(Data records for software interfaces)
-=-=-
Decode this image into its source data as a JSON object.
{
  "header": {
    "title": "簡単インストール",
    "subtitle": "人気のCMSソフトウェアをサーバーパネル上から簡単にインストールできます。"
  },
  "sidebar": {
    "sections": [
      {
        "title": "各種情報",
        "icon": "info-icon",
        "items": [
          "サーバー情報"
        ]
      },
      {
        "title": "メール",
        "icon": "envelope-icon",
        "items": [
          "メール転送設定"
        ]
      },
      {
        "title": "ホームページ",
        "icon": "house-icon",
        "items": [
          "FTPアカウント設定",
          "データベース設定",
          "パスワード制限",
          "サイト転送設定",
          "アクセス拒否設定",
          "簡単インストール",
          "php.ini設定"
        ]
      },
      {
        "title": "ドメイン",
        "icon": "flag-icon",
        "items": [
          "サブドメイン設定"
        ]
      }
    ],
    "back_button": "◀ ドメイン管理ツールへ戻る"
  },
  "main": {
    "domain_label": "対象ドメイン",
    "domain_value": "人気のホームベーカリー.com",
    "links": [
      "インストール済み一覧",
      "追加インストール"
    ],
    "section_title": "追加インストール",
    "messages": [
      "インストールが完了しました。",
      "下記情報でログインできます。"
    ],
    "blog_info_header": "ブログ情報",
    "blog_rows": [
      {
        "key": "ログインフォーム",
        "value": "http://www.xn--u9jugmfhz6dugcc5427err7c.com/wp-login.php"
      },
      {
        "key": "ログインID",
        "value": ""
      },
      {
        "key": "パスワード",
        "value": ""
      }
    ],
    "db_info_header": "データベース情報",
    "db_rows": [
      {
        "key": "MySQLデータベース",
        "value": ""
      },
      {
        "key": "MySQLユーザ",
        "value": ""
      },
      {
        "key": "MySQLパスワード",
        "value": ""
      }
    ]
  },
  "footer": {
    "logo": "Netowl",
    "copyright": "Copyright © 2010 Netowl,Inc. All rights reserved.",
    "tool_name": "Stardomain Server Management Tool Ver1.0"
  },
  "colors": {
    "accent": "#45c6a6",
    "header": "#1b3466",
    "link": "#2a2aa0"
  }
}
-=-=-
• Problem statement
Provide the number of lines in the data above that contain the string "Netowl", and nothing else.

• Output for this exercise
2